▼▼▼

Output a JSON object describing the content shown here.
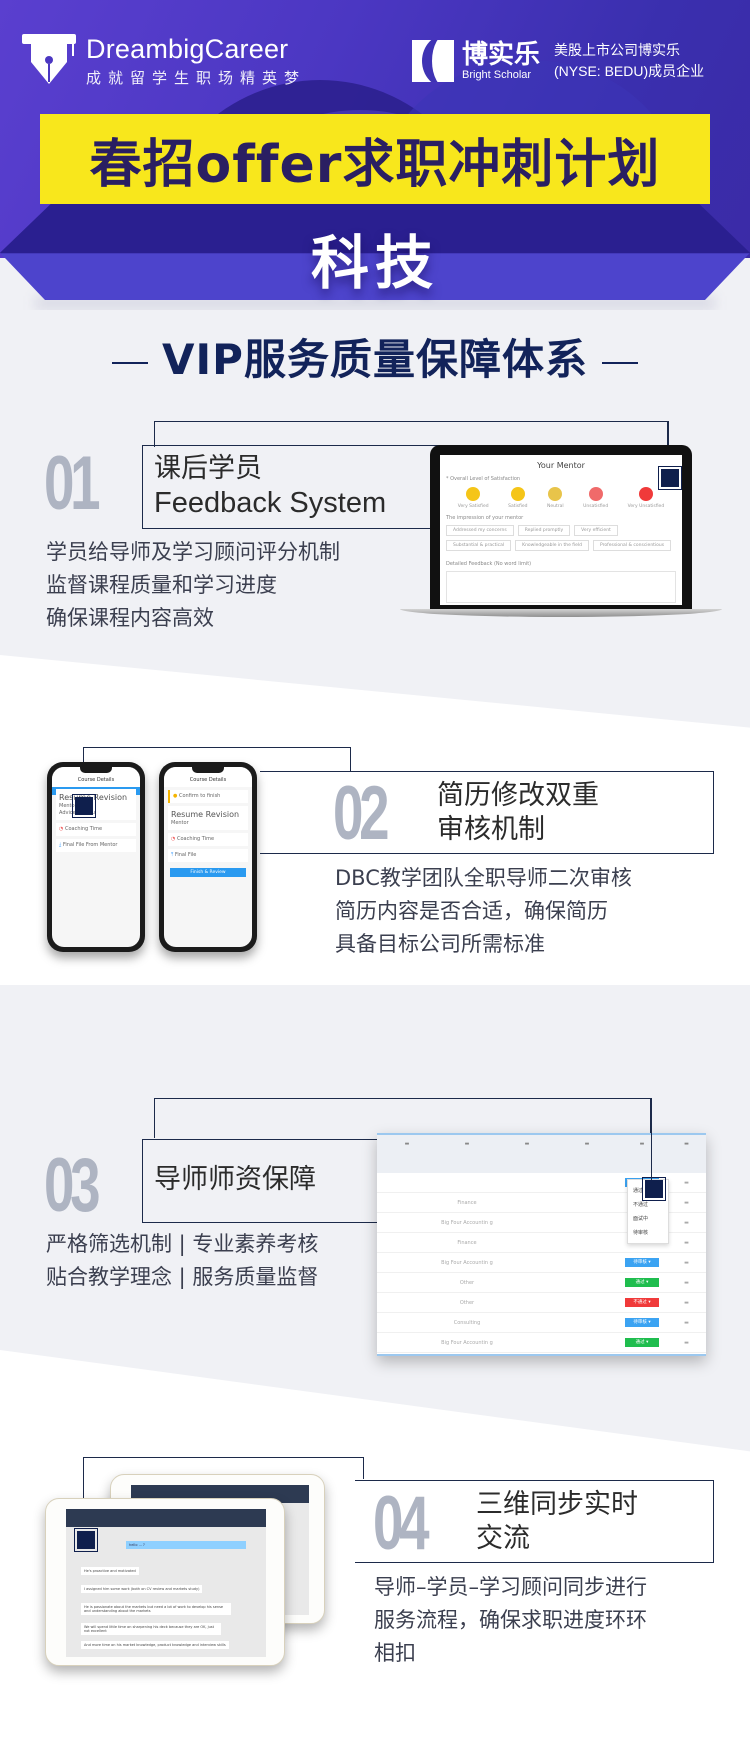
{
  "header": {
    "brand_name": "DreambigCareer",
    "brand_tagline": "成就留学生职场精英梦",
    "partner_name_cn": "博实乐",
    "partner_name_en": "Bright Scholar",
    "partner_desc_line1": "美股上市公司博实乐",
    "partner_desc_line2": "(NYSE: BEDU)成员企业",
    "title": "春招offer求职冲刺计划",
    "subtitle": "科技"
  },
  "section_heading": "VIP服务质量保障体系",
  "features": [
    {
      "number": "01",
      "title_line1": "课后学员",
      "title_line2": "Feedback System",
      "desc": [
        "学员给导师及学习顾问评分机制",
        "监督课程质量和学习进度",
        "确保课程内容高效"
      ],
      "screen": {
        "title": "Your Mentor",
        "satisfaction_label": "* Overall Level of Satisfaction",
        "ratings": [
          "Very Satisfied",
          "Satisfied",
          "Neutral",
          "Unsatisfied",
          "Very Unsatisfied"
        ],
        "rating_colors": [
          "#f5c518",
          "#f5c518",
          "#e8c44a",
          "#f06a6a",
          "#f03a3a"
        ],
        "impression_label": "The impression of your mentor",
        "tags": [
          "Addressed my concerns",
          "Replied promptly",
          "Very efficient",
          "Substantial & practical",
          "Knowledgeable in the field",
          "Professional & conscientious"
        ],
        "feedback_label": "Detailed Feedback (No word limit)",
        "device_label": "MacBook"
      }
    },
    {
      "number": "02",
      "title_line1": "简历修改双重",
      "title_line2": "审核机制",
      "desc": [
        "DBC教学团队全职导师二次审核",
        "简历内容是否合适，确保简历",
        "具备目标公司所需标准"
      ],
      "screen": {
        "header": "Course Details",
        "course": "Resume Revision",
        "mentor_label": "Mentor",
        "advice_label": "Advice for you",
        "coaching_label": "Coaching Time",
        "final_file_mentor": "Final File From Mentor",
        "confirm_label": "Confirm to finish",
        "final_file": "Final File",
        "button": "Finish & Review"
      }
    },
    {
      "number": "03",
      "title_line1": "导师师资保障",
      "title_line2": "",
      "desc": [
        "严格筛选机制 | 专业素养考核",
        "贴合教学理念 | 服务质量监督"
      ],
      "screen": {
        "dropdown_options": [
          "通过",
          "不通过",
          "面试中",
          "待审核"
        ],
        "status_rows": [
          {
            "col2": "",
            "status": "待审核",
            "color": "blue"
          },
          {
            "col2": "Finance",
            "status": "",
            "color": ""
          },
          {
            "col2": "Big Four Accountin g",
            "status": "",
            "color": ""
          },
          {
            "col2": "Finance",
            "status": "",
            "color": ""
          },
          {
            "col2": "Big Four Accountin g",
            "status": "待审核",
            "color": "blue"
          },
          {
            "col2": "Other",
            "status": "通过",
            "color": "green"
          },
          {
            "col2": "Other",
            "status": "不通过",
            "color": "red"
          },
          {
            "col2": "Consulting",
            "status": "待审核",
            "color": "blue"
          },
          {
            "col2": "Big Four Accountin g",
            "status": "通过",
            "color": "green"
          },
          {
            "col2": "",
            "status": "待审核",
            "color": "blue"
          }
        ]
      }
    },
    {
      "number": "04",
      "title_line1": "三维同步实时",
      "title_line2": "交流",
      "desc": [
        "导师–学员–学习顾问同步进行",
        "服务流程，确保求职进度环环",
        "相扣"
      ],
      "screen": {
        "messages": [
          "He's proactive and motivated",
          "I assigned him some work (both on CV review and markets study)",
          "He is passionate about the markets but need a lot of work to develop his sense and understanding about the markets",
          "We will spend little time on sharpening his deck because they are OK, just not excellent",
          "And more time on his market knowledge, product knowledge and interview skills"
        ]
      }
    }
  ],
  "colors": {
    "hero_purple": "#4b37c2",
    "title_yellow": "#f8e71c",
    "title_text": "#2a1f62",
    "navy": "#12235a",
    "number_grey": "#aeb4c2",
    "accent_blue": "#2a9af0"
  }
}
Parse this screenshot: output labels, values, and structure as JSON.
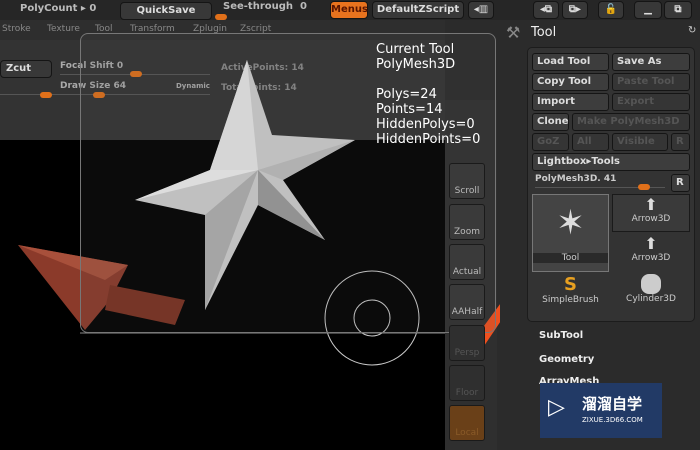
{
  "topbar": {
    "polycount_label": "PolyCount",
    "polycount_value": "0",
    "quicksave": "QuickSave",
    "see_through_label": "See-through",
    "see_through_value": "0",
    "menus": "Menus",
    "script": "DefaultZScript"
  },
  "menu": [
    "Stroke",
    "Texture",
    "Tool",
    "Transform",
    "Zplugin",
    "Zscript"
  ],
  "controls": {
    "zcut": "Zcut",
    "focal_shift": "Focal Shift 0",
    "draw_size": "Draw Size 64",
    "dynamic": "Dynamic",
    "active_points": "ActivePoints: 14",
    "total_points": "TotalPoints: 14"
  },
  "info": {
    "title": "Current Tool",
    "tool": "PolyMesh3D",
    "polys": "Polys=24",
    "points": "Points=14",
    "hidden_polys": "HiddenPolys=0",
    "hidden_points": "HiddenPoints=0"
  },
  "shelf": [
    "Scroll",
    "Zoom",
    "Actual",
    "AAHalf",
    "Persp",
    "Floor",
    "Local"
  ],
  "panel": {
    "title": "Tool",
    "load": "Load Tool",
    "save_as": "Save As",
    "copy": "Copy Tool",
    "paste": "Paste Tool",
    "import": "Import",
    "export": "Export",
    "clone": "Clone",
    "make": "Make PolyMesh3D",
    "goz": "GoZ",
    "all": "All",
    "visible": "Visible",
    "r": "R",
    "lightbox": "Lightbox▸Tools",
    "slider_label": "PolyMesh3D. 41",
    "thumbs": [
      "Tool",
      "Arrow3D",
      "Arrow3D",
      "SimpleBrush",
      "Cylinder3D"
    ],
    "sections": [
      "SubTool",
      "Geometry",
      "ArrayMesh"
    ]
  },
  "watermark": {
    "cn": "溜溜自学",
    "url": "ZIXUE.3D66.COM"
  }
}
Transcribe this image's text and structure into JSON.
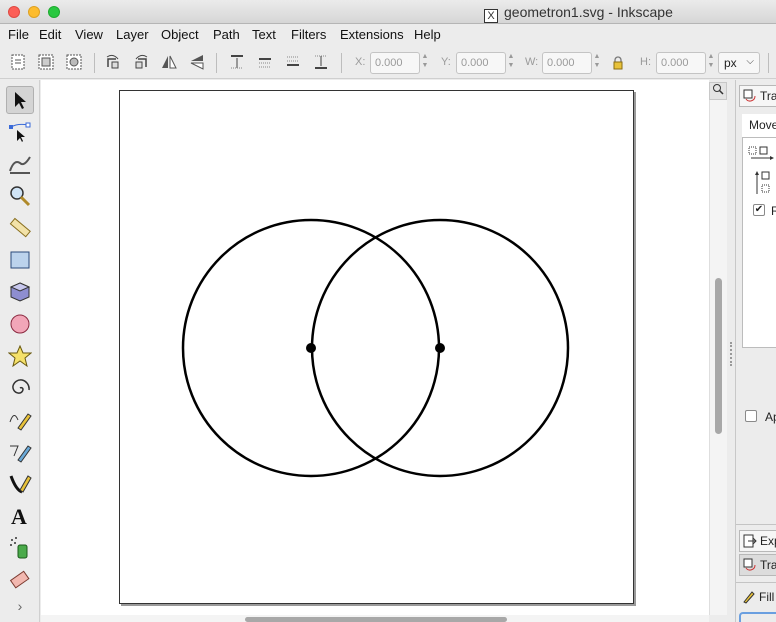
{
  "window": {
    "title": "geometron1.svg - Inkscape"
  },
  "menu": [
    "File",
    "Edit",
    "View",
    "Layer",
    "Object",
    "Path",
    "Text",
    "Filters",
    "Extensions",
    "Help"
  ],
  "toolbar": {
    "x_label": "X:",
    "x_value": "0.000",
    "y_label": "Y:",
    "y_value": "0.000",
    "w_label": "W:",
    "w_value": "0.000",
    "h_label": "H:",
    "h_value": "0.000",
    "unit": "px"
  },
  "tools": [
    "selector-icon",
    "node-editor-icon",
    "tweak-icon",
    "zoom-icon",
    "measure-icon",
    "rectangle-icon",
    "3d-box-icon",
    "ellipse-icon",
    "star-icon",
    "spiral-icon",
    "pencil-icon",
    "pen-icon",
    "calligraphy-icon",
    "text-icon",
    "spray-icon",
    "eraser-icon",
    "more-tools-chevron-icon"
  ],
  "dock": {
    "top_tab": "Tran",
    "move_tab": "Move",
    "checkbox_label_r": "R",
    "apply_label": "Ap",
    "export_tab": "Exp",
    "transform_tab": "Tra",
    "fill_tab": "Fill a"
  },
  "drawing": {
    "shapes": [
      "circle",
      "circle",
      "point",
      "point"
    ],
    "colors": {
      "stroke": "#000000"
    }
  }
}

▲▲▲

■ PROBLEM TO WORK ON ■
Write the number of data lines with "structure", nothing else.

■ THE COMPLETED TASK ■
2